(SPM) is emerging as an essential nanoinstrument in many applications where nanometer resolution imaging and characterization are required. The ability to accurately measure critical dimensions in nanometer scale, has made it an important instrument in several industrial applications such as semiconductor, solar, data storage, bio-medical, pharma and food science. Examples of applications are surface roughness, channel height and width measurement, defect inspection in wafers, masks and flat panel displays. In most of these applications, the target area is very large, and, therefore, the throughput of the measurement plays an important role in the final production cost.
Single SPM has never been able to compete with other inspection systems in throughput, thus has not fulfilled the industry needs in throughput and cost. Further increase of the speed of the single SPM helps, but it still is far from the required throughput and, therefore, insufficient for high-volume manufacturing.

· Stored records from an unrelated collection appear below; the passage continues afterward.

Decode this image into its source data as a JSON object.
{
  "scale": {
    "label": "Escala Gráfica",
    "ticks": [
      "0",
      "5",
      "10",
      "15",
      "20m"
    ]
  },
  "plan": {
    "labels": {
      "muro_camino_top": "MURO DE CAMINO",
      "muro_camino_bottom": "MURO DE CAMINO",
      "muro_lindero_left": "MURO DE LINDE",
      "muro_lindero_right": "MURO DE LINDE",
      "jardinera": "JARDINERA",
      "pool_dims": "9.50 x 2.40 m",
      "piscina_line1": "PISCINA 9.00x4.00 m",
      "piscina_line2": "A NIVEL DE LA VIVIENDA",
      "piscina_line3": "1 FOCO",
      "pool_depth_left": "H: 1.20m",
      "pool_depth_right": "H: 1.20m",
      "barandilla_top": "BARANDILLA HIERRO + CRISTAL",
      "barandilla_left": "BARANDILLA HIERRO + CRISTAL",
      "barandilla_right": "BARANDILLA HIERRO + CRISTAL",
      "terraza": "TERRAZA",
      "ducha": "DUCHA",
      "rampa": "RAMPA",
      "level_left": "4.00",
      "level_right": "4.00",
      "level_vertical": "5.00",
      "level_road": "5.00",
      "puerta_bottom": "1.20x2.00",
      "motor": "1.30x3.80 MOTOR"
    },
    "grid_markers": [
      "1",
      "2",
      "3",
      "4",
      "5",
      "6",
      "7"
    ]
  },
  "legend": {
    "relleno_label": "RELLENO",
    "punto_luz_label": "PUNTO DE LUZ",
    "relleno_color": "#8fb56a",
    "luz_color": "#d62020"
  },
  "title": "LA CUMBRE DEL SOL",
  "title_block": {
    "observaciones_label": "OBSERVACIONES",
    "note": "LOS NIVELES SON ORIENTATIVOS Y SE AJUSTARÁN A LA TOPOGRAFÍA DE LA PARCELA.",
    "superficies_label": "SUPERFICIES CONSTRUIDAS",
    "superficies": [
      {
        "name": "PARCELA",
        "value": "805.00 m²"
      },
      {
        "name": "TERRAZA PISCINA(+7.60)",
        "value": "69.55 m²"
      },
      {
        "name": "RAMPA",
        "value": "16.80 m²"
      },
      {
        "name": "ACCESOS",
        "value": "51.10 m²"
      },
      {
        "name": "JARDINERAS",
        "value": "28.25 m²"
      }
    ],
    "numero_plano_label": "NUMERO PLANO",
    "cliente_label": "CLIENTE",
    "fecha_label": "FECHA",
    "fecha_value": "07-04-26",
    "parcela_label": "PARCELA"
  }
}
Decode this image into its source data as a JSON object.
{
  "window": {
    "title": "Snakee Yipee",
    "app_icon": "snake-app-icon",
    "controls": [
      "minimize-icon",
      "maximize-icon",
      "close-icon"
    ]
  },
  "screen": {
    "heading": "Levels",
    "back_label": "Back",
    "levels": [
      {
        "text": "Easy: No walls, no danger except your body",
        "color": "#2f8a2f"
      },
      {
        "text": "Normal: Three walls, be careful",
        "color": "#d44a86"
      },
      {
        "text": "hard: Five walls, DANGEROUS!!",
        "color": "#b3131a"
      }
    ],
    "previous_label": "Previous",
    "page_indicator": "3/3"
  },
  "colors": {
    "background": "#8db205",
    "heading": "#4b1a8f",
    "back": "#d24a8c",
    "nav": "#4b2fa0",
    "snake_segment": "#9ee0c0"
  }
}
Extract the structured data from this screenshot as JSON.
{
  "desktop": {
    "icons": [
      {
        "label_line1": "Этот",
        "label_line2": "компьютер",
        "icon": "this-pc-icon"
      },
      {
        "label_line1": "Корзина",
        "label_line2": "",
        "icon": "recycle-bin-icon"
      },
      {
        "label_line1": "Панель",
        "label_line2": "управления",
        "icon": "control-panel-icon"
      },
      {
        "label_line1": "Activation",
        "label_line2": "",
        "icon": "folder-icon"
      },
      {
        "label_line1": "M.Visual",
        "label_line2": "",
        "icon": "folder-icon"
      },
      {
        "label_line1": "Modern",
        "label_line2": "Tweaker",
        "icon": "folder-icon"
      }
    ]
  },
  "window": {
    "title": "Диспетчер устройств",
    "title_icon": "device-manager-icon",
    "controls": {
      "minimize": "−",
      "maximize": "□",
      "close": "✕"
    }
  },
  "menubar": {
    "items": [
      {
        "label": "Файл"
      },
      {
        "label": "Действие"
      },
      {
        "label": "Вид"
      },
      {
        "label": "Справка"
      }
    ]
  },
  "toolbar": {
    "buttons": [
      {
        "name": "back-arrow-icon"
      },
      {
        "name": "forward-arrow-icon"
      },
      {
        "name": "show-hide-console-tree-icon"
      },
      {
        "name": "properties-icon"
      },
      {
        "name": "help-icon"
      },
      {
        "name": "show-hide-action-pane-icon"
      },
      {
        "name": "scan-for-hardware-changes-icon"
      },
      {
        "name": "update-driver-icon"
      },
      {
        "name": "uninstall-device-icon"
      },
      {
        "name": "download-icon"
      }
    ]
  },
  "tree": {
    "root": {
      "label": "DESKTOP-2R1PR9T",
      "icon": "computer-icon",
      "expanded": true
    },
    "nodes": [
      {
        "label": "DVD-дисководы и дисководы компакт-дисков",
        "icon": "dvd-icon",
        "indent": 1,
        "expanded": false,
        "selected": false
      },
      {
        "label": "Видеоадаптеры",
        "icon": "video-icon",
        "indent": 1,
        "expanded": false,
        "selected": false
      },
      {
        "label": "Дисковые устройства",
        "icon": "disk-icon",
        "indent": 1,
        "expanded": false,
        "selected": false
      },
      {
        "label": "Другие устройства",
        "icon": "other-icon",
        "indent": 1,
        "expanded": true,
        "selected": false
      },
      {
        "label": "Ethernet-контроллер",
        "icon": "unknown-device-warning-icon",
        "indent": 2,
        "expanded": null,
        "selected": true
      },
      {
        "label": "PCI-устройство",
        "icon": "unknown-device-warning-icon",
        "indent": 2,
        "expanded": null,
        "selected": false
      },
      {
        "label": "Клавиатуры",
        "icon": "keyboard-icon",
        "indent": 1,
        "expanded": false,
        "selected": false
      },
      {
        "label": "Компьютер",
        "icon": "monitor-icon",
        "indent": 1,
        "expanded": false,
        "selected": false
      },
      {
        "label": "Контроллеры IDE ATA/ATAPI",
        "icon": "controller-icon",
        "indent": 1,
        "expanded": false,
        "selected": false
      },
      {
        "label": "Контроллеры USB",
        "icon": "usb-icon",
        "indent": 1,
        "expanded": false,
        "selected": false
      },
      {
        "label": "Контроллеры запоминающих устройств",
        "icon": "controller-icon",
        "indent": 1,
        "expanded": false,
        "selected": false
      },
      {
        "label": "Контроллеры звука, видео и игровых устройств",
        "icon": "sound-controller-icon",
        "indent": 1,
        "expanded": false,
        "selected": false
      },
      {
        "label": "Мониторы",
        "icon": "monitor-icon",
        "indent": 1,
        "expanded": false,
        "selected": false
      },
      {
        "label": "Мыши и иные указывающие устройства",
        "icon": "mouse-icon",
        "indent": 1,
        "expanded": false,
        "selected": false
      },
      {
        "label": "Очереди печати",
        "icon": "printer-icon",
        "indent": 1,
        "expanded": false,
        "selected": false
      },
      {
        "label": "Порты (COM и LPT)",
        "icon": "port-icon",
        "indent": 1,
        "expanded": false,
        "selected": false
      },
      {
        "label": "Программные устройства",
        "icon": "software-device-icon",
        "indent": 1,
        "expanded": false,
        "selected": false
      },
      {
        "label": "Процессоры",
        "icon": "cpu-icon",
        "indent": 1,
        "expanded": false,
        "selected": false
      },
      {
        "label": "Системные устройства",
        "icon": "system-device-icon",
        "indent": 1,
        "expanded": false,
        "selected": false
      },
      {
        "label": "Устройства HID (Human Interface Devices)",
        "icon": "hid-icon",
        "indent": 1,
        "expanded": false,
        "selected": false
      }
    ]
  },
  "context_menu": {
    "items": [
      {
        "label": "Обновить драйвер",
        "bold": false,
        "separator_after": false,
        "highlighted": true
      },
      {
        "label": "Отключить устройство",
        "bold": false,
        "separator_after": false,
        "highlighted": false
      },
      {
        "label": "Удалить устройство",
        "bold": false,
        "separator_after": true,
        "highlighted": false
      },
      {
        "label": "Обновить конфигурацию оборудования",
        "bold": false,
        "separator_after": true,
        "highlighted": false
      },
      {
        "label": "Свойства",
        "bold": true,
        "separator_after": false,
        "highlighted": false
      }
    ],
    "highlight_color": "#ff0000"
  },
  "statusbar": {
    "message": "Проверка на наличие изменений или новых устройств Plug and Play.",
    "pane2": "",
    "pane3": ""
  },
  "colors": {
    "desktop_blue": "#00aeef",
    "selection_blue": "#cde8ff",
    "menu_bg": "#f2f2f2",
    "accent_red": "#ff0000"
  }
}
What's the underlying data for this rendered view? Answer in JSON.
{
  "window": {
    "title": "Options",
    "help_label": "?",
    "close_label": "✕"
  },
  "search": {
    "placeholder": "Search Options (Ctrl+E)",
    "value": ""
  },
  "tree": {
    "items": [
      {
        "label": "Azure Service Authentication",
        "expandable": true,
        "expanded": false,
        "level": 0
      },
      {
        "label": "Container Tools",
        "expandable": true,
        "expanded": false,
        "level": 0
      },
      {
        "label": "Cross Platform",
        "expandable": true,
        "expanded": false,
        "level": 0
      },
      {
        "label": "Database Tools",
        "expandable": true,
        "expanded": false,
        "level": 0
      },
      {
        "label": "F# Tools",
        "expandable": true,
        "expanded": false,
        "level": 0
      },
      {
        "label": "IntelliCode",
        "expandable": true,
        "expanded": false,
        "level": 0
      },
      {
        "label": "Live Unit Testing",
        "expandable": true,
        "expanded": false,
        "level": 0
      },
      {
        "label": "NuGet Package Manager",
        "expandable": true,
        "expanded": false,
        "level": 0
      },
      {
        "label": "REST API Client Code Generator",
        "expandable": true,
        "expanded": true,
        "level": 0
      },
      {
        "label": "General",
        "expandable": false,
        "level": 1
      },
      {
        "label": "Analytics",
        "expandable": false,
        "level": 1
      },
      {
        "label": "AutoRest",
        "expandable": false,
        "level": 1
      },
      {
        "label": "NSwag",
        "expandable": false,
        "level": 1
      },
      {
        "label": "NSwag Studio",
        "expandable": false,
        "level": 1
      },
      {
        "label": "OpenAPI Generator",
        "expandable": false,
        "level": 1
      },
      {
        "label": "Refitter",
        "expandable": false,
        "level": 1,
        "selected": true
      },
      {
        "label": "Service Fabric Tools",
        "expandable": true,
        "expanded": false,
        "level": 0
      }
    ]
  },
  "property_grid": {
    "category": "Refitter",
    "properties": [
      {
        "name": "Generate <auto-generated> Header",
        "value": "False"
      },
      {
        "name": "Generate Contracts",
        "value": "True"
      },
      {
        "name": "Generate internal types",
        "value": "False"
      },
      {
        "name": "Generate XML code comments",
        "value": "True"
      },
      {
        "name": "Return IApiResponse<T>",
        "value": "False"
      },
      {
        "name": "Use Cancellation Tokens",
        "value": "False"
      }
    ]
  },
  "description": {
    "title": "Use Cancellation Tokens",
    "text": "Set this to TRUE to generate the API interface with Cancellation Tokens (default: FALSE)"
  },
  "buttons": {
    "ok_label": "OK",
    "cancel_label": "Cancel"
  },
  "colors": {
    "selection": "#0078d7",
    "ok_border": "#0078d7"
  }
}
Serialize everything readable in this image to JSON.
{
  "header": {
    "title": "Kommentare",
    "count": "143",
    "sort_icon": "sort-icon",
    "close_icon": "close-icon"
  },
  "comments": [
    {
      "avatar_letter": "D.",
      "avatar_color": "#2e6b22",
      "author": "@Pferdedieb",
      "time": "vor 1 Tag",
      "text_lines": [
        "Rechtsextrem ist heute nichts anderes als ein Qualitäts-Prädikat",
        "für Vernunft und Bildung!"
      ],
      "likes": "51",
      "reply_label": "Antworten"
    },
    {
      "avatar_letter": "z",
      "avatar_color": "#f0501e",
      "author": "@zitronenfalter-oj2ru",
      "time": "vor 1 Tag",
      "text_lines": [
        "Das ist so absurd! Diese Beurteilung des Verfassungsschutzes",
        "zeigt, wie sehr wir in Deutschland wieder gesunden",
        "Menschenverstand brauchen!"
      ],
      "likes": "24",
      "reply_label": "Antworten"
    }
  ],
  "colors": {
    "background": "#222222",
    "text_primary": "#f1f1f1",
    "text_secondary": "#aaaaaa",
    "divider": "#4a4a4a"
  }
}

Over the past few years, within the Enabling Technology Program (ETP) Optomechatronics at TNO a revolutionary architecture for a multiple miniaturized SPM (MSPM) heads system has been developed, which can inspect and measure many sites in parallel. The very high speed of miniaturized SPM heads allow the user to scan many area, each with the size of tens of micrometers, in few seconds. Recent experimental results has convinced that the time for a parallel SPM has arrived.
This research line has led to over 10 internationally granted patents and several scientific publications in journals and on conferences. One of them was awarded as second best paper at the EMLC 2014 conference.